RTE Role
Legacy Code
System Team
Agile and DevOps Journey
Built-In Quality
lean agile change management
SAFe DevOps
Introduction to ATDD
Agile in the Enterprise
Agile Marketing
Release Train Engineer
Program Increment
Agile Testing Practices
Change Management
Continuous Improvement
Scrum Values
Lean Agile Leadership
Artificial Intelligence
Nexus and SAFe
Risk-aware Product Development
Continuous Delivery
Entrepreneurial Operating System®
Managing Risk on Agile Projects
Agile Product Development
Product Ownership
IT Operations
Lean and Agile Principles and Practices
Agile Israel Events
Daily Scrum
Principles of Lean-Agile Leadership
Agile Techniques
Perfection Game
Jira admin
Agile Games
Professional Scrum Product Owner
Process Improvement
Scaled Agile Framework
Hybrid Work
Legacy Enterprise
Team Flow
Lean Agile Basics
Systems Thinking
ScrumMaster Tales
Sprint Retrospectives
Managing Projects
Agile Delivery
Continuous Planning
Lean-Agile Software Development
Scrum Primer
Agile Contracts Best Practices
Enterprise DevOps
Certified SAFe
Development Value Streams
Agile Mindset
Releases Using Lean
Jira Plans
Kanban 101
Acceptance Test-Driven Development
Agile Community
Agile Release Management
Manage Budget Creation
speed @ scale
Story Slicing
Agile India
Agile Program
speed at scale
Agile Israel
Accelerate Value Delivery At Scale
Value Streams
Agile Basics
Agile Games and Exercises
PI Planning
Lean and Agile Techniques
Coaching Agile Teams
Lean Budgeting
Scrum Master Role
Effective Agile Retrospectives
Introduction to Test Driven Development
Agile for Embedded Systems
Agile Assembly Architecture
Risk Management on Agile Projects
Software Development Estimation
Kaizen Workshop
Lean Agile Organization
Product Management
Lean-Agile Budgeting
Engineering Practices
A Kanban System for Software Engineering
Scrum Master
System Archetypes
Agile Exercises
ALM Tools
Scrum With Kanban
Applying Agile Methodology
Risk Management in Kanban
Iterative Incremental Development
Software Development
Sprint Planning
The Kanban Method
AI Artificial Intelligence
What Is Kanban
System Integration Environments
Continuous Deployment
Lean Agile Management
Kanban Basics
Operational Value Stream
Professional Scrum Master
Portfolio for Jira
Lean Agile
Agile Outsourcing
Rapid RTC
An Appreciative Retrospective
Pomodoro Technique
Agile Risk Management
Business Agility
Games and Exercises
Nexus and Kanban
Continuous Integration
Lean Risk Management
Lean Startup
Test Driven Development
Advanced Roadmaps
ART Success
Enable registration in settings - general

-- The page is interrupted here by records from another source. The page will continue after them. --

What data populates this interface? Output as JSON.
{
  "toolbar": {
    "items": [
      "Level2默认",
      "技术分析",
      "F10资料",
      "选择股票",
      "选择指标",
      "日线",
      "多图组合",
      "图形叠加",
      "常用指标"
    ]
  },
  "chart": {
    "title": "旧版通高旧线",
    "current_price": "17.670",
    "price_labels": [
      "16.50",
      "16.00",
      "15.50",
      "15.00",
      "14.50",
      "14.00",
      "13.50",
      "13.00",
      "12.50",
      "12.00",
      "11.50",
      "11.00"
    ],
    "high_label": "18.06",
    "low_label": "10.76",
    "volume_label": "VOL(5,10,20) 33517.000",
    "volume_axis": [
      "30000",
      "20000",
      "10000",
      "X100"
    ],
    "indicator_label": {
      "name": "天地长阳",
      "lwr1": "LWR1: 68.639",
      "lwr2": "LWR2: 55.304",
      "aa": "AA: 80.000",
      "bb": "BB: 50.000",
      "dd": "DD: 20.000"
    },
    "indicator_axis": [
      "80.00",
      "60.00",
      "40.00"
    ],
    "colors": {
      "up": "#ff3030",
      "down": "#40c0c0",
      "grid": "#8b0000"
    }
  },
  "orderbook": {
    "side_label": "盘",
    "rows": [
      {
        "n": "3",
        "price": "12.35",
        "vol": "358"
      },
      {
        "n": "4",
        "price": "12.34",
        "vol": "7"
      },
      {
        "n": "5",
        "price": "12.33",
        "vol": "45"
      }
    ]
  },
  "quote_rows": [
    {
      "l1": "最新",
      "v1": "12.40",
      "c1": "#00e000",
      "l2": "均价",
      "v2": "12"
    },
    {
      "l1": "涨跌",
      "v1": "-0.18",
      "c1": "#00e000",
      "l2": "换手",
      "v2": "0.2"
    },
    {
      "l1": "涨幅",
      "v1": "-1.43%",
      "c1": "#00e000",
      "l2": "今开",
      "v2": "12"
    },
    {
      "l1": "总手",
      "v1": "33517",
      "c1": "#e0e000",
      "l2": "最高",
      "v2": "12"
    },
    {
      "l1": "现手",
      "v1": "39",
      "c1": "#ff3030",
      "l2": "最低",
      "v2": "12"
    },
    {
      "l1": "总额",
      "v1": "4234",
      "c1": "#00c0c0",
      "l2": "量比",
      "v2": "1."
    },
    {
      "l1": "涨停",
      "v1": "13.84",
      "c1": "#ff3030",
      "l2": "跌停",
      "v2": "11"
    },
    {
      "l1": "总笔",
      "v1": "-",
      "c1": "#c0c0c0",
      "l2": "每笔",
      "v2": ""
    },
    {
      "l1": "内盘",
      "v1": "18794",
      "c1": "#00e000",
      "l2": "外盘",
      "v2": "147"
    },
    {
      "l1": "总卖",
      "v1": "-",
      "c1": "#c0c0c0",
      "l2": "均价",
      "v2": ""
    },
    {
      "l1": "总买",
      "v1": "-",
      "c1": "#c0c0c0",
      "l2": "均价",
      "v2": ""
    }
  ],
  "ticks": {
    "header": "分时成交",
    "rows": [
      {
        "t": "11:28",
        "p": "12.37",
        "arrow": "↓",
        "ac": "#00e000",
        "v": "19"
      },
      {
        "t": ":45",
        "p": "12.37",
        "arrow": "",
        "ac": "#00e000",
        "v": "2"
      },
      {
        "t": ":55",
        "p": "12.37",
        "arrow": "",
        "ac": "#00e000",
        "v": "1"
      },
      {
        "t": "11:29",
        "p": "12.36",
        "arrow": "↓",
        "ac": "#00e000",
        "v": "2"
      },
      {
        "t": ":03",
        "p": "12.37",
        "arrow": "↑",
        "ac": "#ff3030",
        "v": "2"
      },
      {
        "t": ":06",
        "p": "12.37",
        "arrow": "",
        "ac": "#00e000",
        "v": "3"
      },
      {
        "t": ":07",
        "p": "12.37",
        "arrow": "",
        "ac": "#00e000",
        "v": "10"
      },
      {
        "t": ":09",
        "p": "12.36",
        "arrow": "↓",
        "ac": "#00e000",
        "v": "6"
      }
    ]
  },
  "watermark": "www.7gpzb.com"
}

Contact Us

Request for additional information and prices

This website uses Cookies to provide a better experience
Shopping cart